Intimacy is a constant struggle for most humans. We’re implicitly social creatures, but as our nature interacts with our nurture (and subsequent rejection, acceptance, trust, and dishonesty), we learn to not give in fully to each new love right away. And now that our digital lives are completely woven into our physical ones, we’re learning how to be intimate on entirely new levels.
In a recent Pew Research Center study on online dating, researchers found the number of American singles using online networking sites and dating applications has increased in recent years. While this isn’t a surprise, The Daily Beast supplies some more relevant tidbits.
It seems in addition to coupling via technological means (having Skype dates or sexting some dick pics, for example), modern lovers are forming relational bridges of trust with more innocuous but highly valued items — like their Netflix passwords.

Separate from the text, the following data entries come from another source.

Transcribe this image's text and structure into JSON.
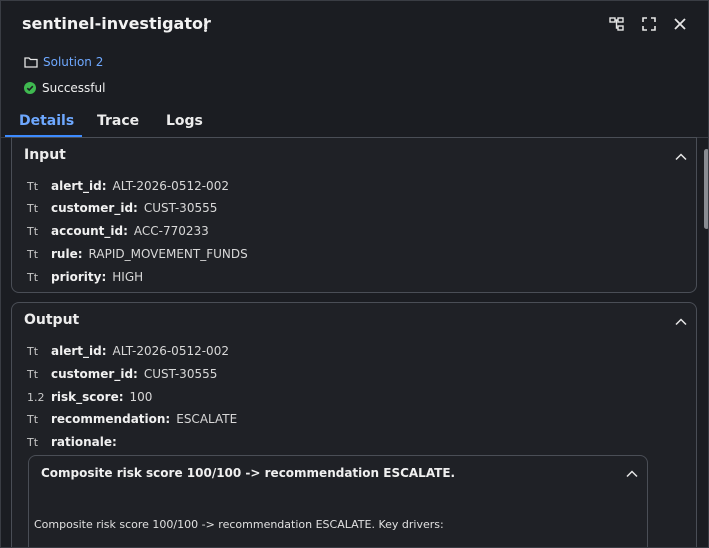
{
  "header": {
    "title": "sentinel-investigator"
  },
  "solution": {
    "label": "Solution 2"
  },
  "status": {
    "label": "Successful",
    "color": "#3fb950"
  },
  "tabs": [
    {
      "label": "Details",
      "active": true
    },
    {
      "label": "Trace",
      "active": false
    },
    {
      "label": "Logs",
      "active": false
    }
  ],
  "input": {
    "title": "Input",
    "fields": [
      {
        "type": "Tt",
        "key": "alert_id:",
        "value": "ALT-2026-0512-002"
      },
      {
        "type": "Tt",
        "key": "customer_id:",
        "value": "CUST-30555"
      },
      {
        "type": "Tt",
        "key": "account_id:",
        "value": "ACC-770233"
      },
      {
        "type": "Tt",
        "key": "rule:",
        "value": "RAPID_MOVEMENT_FUNDS"
      },
      {
        "type": "Tt",
        "key": "priority:",
        "value": "HIGH"
      }
    ]
  },
  "output": {
    "title": "Output",
    "fields": [
      {
        "type": "Tt",
        "key": "alert_id:",
        "value": "ALT-2026-0512-002"
      },
      {
        "type": "Tt",
        "key": "customer_id:",
        "value": "CUST-30555"
      },
      {
        "type": "1.2",
        "key": "risk_score:",
        "value": "100"
      },
      {
        "type": "Tt",
        "key": "recommendation:",
        "value": "ESCALATE"
      },
      {
        "type": "Tt",
        "key": "rationale:",
        "value": ""
      }
    ],
    "rationale": {
      "title": "Composite risk score 100/100 -> recommendation ESCALATE.",
      "body": "Composite risk score 100/100 -> recommendation ESCALATE. Key drivers:"
    }
  },
  "colors": {
    "accent": "#3d8bff",
    "link": "#6ea8ff",
    "background": "#1b1d22"
  }
}
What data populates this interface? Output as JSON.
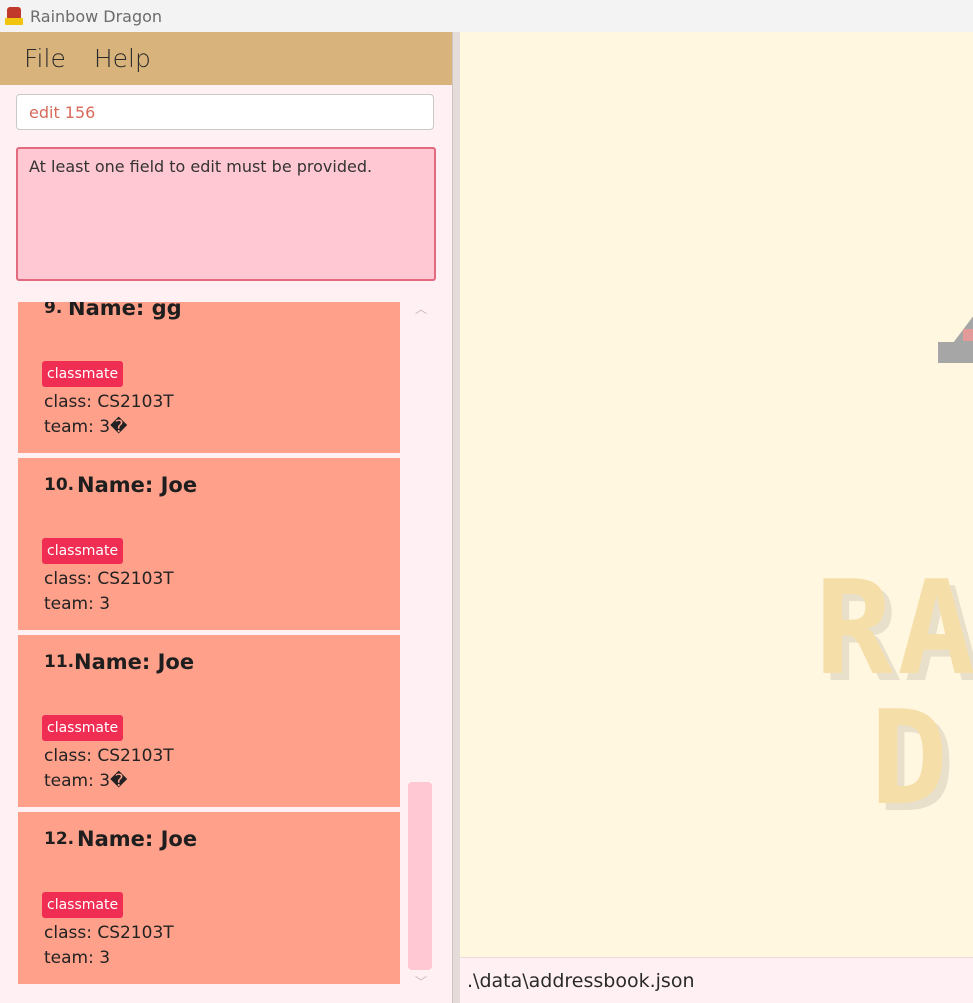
{
  "window": {
    "title": "Rainbow Dragon",
    "icon": "rainbow-dragon-app-icon"
  },
  "menu": {
    "file_label": "File",
    "help_label": "Help"
  },
  "command": {
    "value": "edit 156"
  },
  "result": {
    "message": "At least one field to edit must be provided."
  },
  "persons": [
    {
      "index": "9.",
      "name": "Name: gg",
      "tag": "classmate",
      "class": "class: CS2103T",
      "team": "team: 3�"
    },
    {
      "index": "10.",
      "name": "Name: Joe",
      "tag": "classmate",
      "class": "class: CS2103T",
      "team": "team: 3"
    },
    {
      "index": "11.",
      "name": "Name: Joe",
      "tag": "classmate",
      "class": "class: CS2103T",
      "team": "team: 3�"
    },
    {
      "index": "12.",
      "name": "Name: Joe",
      "tag": "classmate",
      "class": "class: CS2103T",
      "team": "team: 3"
    }
  ],
  "logo": {
    "line1": "RA",
    "line2": "D"
  },
  "status": {
    "file_path": ".\\data\\addressbook.json"
  },
  "colors": {
    "menubar": "#d8b47c",
    "card": "#ffa08a",
    "tag": "#f02d52",
    "result_bg": "#ffc8d3",
    "right_pane": "#fff7e0"
  }
}
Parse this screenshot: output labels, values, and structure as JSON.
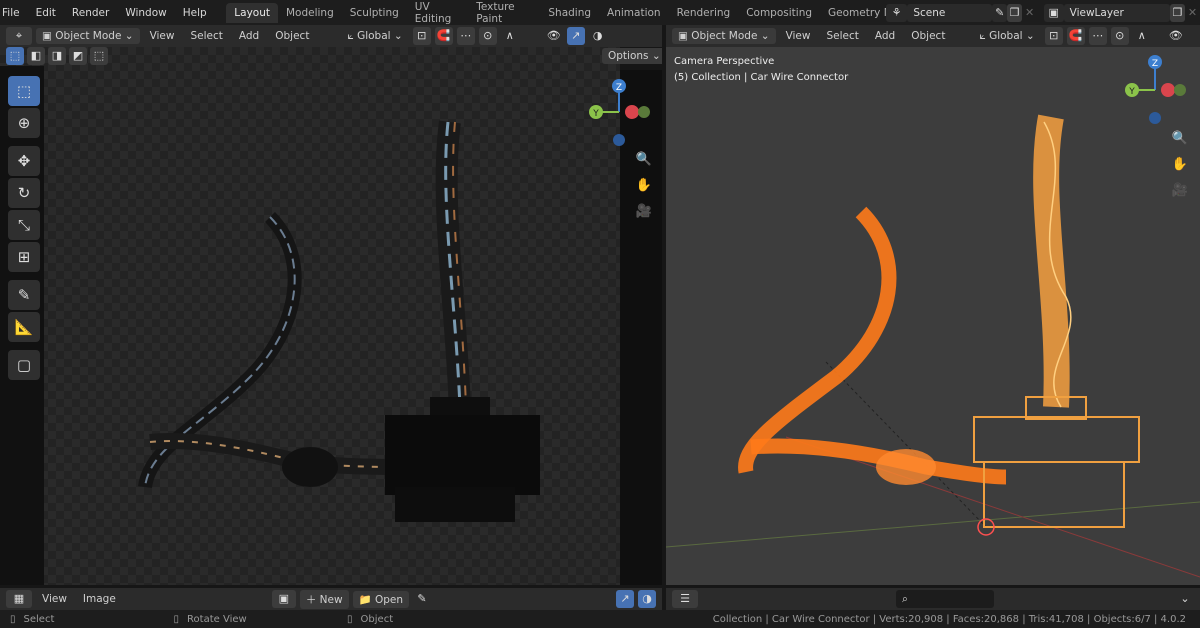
{
  "menu": [
    "File",
    "Edit",
    "Render",
    "Window",
    "Help"
  ],
  "workspaces": [
    "Layout",
    "Modeling",
    "Sculpting",
    "UV Editing",
    "Texture Paint",
    "Shading",
    "Animation",
    "Rendering",
    "Compositing",
    "Geometry Node"
  ],
  "scene": {
    "label": "Scene",
    "view_layer": "ViewLayer"
  },
  "left_header": {
    "mode": "Object Mode",
    "items": [
      "View",
      "Select",
      "Add",
      "Object"
    ],
    "orientation": "Global",
    "options": "Options"
  },
  "right_header": {
    "mode": "Object Mode",
    "items": [
      "View",
      "Select",
      "Add",
      "Object"
    ],
    "orientation": "Global"
  },
  "right_viewport": {
    "title": "Camera Perspective",
    "subtitle": "(5) Collection | Car Wire Connector"
  },
  "image_editor": {
    "items": [
      "View",
      "Image"
    ],
    "new": "New",
    "open": "Open"
  },
  "status": {
    "select": "Select",
    "rotate": "Rotate View",
    "object": "Object",
    "stats": "Collection | Car Wire Connector | Verts:20,908 | Faces:20,868 | Tris:41,708 | Objects:6/7 | 4.0.2"
  },
  "axes": {
    "x": "X",
    "y": "Y",
    "z": "Z"
  },
  "colors": {
    "accent": "#4772b3",
    "wire": "#ff7a1a",
    "x_axis": "#d9454d",
    "y_axis": "#8bc34a",
    "z_axis": "#3d7fcf"
  }
}
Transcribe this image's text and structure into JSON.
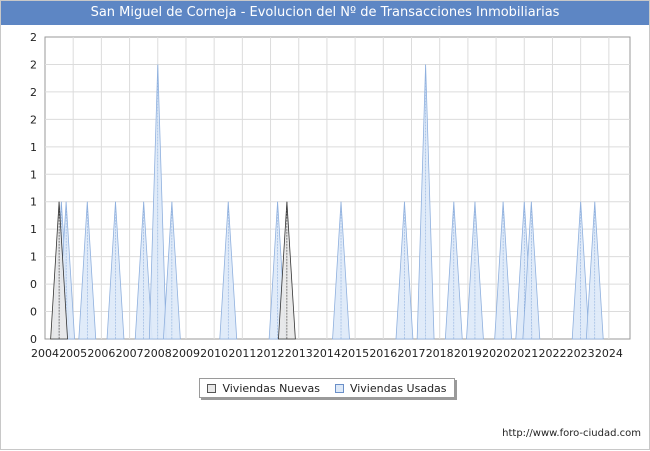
{
  "header": {
    "title": "San Miguel de Corneja - Evolucion del Nº de Transacciones Inmobiliarias"
  },
  "footer": {
    "url": "http://www.foro-ciudad.com"
  },
  "chart_data": {
    "type": "area",
    "x_ticks": [
      "2004",
      "2005",
      "2006",
      "2007",
      "2008",
      "2009",
      "2010",
      "2011",
      "2012",
      "2013",
      "2014",
      "2015",
      "2016",
      "2017",
      "2018",
      "2019",
      "2020",
      "2021",
      "2022",
      "2023",
      "2024"
    ],
    "y_ticks": [
      "0",
      "0",
      "0",
      "1",
      "1",
      "1",
      "1",
      "1",
      "2",
      "2",
      "2",
      "2"
    ],
    "ylim": [
      0,
      2.2
    ],
    "xlim": [
      2004.0,
      2024.75
    ],
    "grid": true,
    "legend_position": "bottom",
    "series": [
      {
        "name": "Viviendas Nuevas",
        "color": "#e8e8e8",
        "points": [
          {
            "x": 2004.5,
            "y": 1
          },
          {
            "x": 2012.58,
            "y": 1
          }
        ]
      },
      {
        "name": "Viviendas Usadas",
        "color": "#dde9f8",
        "points": [
          {
            "x": 2004.58,
            "y": 1
          },
          {
            "x": 2004.75,
            "y": 1
          },
          {
            "x": 2005.5,
            "y": 1
          },
          {
            "x": 2006.5,
            "y": 1
          },
          {
            "x": 2007.5,
            "y": 1
          },
          {
            "x": 2008.0,
            "y": 2
          },
          {
            "x": 2008.5,
            "y": 1
          },
          {
            "x": 2010.5,
            "y": 1
          },
          {
            "x": 2012.25,
            "y": 1
          },
          {
            "x": 2014.5,
            "y": 1
          },
          {
            "x": 2016.75,
            "y": 1
          },
          {
            "x": 2017.5,
            "y": 2
          },
          {
            "x": 2018.5,
            "y": 1
          },
          {
            "x": 2019.25,
            "y": 1
          },
          {
            "x": 2020.25,
            "y": 1
          },
          {
            "x": 2021.0,
            "y": 1
          },
          {
            "x": 2021.25,
            "y": 1
          },
          {
            "x": 2023.0,
            "y": 1
          },
          {
            "x": 2023.5,
            "y": 1
          }
        ]
      }
    ]
  },
  "legend": {
    "nuevas_label": "Viviendas Nuevas",
    "usadas_label": "Viviendas Usadas"
  }
}
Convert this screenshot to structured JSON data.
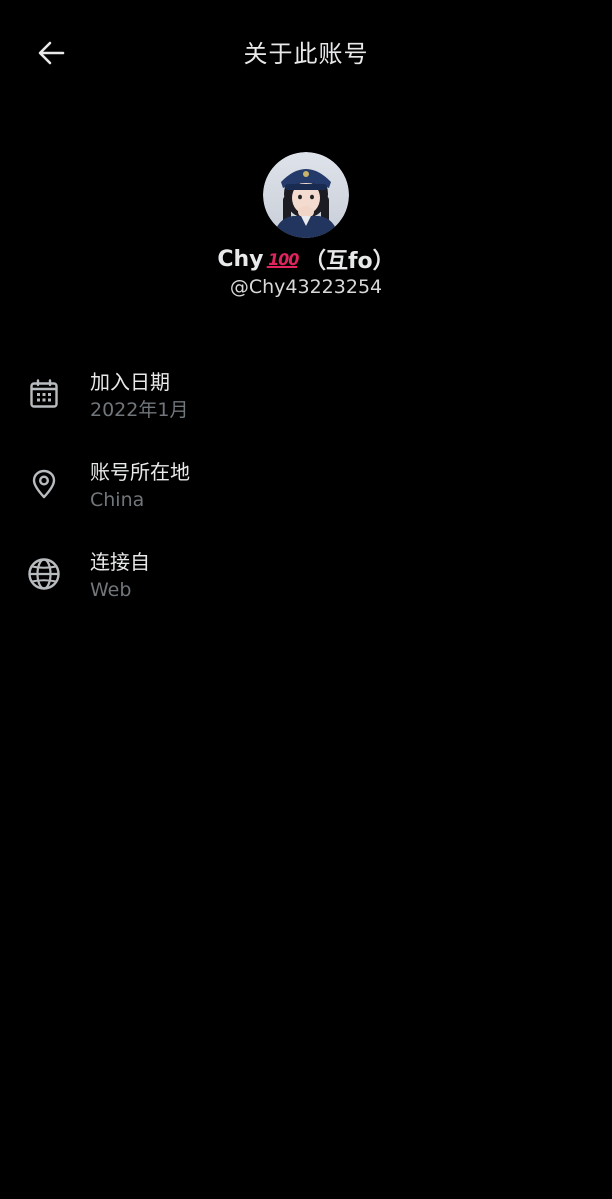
{
  "header": {
    "title": "关于此账号",
    "back_icon": "back-arrow-icon"
  },
  "profile": {
    "display_name": "Chy",
    "badge_text": "100",
    "display_name_suffix": "（互fo）",
    "handle": "@Chy43223254"
  },
  "info": [
    {
      "icon": "calendar-icon",
      "label": "加入日期",
      "value": "2022年1月"
    },
    {
      "icon": "location-pin-icon",
      "label": "账号所在地",
      "value": "China"
    },
    {
      "icon": "globe-icon",
      "label": "连接自",
      "value": "Web"
    }
  ],
  "colors": {
    "background": "#000000",
    "primary_text": "#e7e9ea",
    "secondary_text": "#71767b",
    "badge": "#e0245e"
  }
}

“In the same way that giving someone a key to your home is a marker of trust and faith, so is giving someone the password to your email, or at least your Netflix account (there are boundaries). 67 percent of couples say they share passwords to an online account and 27 percent take the even bolder step of sharing email passwords,” The Daily Beast says.
Some may take this as a shot at intimacy, but perhaps it’s merely intimacy that’s adapted to an age when most everything has a specific app for sharing. For one-line quips and inside jokes, we have Twitter. For photos, Instagram. There’s even PoopLog to track your bowel movements. With all that connective tech out there, why shouldn’t couples use some of it to form strong bonds? In some cases, couples have actually reported using digital tools to resolve relationship problems they were unable to in person.
So, don’t feel bad (or at least odd) if your relationship is more characterized by your text history than it is by a string of love letters. We’ve exchanged house keys for passcodes and swapped swapped medicine cabinets for Netflix queues. When our partner comes over, we run to clear our Internet history rather than shove a stuffed animal under the bed. And all of this is normal — even science says so.